Mariani brings the story to life as she always does in her songs: with wit and warmth, impeccable detail, and wry observations on the human condition and the follies of romantic relationships. She sings “Red Number 5” with the insight and depth of feeling of a person who has been there before. Launching a career in independent music is not unlike placing a long shot bet — but if you don’t have confidence in yourself, you’ll never get a chance to see where the wheel stops.
Just as she did on the 2020 re-recording of fan favorite “She Said She’s Leaving,” Mariani collaborates on “Red Number 5” with an influence and musical hero — John Reilly of Sheffield, UK pop-rock band Boy On A Dolphin. Together, they’ve fitted Mariani’s tale of heartbreak and redemption to music that’s every bit as engaging as the storytelling. Sheffield’s production is simultaneously raucous and reflective, rocking and poised, and while the emphasis is on Mariani’s nicely-wrought verse, he’s made room for a stinging guitar solo and a swell organ ride.
The video for “Red Number 5” is, technically speaking, a lyric clip, and for an artist as thoughtful about her lyrics as Janean Christine Mariani is, that’s appropriate. But there’s plenty of action here, too — long stretches of highway, footage of the places name-checked in the song, and images of the protagonist in flight from a dreary life to a better one.
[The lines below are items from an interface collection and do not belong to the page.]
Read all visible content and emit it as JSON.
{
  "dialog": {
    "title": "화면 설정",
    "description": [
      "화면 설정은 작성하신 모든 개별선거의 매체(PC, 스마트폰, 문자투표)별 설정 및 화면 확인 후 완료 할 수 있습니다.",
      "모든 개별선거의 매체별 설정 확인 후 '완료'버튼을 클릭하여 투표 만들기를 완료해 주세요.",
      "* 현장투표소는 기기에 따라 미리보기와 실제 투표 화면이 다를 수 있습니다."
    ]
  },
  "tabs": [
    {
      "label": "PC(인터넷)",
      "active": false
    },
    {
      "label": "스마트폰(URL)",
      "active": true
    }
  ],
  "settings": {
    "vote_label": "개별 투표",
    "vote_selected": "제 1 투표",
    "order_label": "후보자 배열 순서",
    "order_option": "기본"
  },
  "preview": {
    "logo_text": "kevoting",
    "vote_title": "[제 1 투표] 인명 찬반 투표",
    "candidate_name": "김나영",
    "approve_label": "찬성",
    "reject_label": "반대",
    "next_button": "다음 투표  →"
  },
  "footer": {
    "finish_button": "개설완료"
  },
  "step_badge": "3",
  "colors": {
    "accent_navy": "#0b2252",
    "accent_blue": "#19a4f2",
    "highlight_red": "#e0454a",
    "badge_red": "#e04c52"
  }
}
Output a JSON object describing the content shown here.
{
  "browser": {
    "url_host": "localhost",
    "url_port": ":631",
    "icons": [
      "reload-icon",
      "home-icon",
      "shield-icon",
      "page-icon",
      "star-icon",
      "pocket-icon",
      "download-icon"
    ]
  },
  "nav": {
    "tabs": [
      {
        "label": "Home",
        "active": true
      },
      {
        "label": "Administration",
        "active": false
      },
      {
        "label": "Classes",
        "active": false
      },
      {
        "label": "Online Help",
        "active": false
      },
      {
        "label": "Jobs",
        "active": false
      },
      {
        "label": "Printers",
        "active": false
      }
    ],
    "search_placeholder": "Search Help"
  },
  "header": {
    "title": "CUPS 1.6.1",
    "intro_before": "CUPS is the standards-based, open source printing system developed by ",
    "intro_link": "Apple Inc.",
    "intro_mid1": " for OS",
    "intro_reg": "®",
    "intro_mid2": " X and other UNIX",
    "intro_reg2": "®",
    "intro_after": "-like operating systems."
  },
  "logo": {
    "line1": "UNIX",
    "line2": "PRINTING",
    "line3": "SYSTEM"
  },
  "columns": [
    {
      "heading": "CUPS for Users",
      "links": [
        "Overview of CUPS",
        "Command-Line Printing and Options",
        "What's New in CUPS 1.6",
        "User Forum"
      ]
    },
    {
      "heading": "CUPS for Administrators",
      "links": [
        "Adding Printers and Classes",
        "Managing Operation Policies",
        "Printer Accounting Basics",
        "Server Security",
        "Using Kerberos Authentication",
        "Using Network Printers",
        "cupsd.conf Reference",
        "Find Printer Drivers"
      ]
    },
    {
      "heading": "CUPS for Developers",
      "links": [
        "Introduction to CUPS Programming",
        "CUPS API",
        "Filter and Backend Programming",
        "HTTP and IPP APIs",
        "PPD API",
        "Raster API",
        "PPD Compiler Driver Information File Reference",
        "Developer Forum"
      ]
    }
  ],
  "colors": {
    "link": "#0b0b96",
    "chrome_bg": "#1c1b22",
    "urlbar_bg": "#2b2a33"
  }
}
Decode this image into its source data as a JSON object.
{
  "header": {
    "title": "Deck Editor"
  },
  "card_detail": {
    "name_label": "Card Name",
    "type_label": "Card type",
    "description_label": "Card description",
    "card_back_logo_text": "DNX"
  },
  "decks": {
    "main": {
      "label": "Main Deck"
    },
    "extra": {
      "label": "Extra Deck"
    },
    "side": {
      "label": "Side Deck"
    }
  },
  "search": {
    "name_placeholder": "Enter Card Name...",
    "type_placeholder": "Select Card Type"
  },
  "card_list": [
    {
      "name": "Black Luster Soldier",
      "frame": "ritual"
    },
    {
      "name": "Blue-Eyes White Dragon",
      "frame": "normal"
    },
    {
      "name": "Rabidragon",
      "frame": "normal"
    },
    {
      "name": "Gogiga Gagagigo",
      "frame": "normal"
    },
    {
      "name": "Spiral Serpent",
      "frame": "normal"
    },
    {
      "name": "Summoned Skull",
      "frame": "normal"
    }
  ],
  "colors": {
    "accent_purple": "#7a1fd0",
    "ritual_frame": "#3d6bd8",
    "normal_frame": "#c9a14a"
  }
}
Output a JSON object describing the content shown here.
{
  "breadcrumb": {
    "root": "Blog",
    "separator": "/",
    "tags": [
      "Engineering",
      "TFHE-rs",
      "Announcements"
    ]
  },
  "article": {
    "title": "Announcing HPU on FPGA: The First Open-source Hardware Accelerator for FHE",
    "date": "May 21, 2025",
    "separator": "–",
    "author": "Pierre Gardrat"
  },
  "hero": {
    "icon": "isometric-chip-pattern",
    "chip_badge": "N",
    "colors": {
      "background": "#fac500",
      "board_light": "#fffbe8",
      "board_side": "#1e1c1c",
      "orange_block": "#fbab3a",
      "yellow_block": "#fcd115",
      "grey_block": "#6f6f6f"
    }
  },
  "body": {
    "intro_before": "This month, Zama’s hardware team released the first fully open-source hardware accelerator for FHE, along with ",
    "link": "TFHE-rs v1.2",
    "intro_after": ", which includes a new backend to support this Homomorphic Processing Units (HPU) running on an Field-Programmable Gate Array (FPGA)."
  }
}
The clip covers territory: it starts (as does the narrative) in whiskey-drenched New Orleans, and proceeds north through the gambling halls of Tunica, Mississippi, and ends in freewheeling Memphis. It’s pure American storytelling about a predicament that’s sadly universal, and each glittering phrase feels like a promise of better things to come.